Payment Systems Regulator (PSR) indicated its plans to make the full reimbursement of authorised push payment (APP) fraud victims mandatory for the banks. 

The regulator is expected to gain new powers from the UK parliament in the first half of 2023, and plans to implement the new measures by 2024. 

These moves have been commended by Estonian-based regtech company Salv, as the firm expects this new rule to give incentive to banks to focus more on protecting customers against fraud. 

In its own effort in the fight against fraud, Salv has set up a GDPR-compliant network, Bridge, a double-encrypted collaborative crime-fighting platform, which enables immediate connections between banks and financial institutions. Bridge has been proven to be effective against criminal activity such as APP fraud, sanctions and money laundering. 

Salv states that the speed of fraud investigations for participating banks has increased 100 times following Bridge’s introduction, reducing the time to solve a case from 24-72 hours to around 10 minutes.

Salv CEO and Co-Founder, Taavi Tamkivi, spoke to Payment Expert in-depth about the importance of cross-connectivity and data sharing when it pertains to combating fraud, a mechanism which has shown to be fruitful for all parties involved. 

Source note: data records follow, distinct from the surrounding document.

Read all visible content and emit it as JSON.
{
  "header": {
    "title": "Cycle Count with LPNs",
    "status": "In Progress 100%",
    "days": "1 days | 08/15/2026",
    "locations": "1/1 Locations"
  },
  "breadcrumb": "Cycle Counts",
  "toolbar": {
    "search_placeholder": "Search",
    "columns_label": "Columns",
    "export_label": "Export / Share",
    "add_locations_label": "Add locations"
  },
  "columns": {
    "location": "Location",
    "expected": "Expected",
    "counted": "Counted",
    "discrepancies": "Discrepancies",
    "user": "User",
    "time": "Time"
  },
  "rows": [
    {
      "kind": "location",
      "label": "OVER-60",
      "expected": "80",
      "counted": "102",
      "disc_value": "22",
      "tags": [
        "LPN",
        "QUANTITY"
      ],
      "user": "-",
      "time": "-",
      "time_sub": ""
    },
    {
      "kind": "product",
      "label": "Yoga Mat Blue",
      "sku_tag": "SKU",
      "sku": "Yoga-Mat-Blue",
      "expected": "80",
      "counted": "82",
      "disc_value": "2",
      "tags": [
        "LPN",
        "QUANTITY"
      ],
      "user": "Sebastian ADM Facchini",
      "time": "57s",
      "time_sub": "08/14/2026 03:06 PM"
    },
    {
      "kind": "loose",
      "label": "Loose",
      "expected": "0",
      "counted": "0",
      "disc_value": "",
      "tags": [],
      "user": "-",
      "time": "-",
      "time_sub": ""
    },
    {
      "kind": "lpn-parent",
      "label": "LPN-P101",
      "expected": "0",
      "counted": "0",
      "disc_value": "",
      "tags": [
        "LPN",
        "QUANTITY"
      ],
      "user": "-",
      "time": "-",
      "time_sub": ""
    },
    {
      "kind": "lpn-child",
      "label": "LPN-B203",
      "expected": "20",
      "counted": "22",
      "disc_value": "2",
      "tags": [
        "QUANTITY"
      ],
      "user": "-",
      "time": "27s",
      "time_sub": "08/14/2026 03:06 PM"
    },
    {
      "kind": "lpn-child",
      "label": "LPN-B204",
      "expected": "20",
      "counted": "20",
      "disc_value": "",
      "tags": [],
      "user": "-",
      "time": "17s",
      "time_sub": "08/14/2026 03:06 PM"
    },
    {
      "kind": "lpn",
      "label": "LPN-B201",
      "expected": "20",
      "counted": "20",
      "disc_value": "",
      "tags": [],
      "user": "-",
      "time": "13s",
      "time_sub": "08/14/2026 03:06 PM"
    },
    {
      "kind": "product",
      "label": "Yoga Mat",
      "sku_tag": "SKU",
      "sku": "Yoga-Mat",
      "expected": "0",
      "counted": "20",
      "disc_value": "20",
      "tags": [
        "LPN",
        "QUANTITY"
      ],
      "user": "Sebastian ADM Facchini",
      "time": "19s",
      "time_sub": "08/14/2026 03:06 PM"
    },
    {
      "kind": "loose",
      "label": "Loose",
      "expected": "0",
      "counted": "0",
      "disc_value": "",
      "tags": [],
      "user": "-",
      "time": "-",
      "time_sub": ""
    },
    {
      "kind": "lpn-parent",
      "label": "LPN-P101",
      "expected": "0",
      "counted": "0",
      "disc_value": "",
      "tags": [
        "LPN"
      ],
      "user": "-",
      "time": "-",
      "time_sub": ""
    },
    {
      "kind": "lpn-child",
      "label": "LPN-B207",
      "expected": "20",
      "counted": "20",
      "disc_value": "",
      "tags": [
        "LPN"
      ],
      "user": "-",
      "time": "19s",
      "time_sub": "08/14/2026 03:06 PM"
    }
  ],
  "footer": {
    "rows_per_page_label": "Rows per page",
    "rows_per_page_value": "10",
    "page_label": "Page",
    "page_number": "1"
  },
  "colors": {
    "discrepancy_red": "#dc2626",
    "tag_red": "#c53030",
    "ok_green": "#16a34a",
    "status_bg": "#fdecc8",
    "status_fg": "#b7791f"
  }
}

He spoke on PSR’s recent announcement, stating: “To stop APP fraud, we need to make it too expensive for criminal networks to even attempt it. Today, Salv’s Bridge covers 99% of the Estonian market and has expanded internationally, with four new networks in Europe. 

“Currently, around 50% of the cases are effectively stopped by banks using Bridge. This number will increase when more institutions join or establish individual collaborative networks and improve the automation of their internal anti-fraud systems.”

APP fraud has been on the rise, particularly in the UK, since 2021. Salv highlights that APP fraud cases increased by 39%, with losses mounting to £583m. The fraud prevention firm also notes that 97% of fraud transactions were instant payments, making it more complicated to recover funds. 

In response, the PSR has encouraged financial institutions to continue to develop their fraud detection and prevention tools, including ’supporting and encouraging improved intelligence sharing to spot fraudulent transactions and stop them from happening’. 

“LHV Bank in Estonia took part in the Bridge pilot and saw excellent results in a very short period. Bridge has been particularly useful in fraud prevention, including the rising fraud cases and Authorised Push Payments fraud,” commented Andres Kitter, Deputy CEO of LHV UK

“Now we are using the tool in the UK, where we process millions of payments for our global fintech clients daily. The platform opens a direct line to other institutions, helping us communicate and find the necessary information to stop these actions from completing.”